Exercise.
The answer must restate every entry below word for word.

Data to use.
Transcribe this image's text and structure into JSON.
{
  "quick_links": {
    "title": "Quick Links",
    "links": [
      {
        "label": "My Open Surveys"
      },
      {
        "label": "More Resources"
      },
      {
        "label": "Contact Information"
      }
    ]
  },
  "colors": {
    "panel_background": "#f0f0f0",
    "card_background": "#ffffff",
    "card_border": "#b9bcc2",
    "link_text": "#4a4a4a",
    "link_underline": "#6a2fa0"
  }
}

Reply.
Transcribe this image's text and structure into JSON.
{
  "quick_links": {
    "title": "Quick Links",
    "links": [
      {
        "label": "My Open Surveys"
      },
      {
        "label": "More Resources"
      },
      {
        "label": "Contact Information"
      }
    ]
  },
  "colors": {
    "panel_background": "#f0f0f0",
    "card_background": "#ffffff",
    "card_border": "#b9bcc2",
    "link_text": "#4a4a4a",
    "link_underline": "#6a2fa0"
  }
}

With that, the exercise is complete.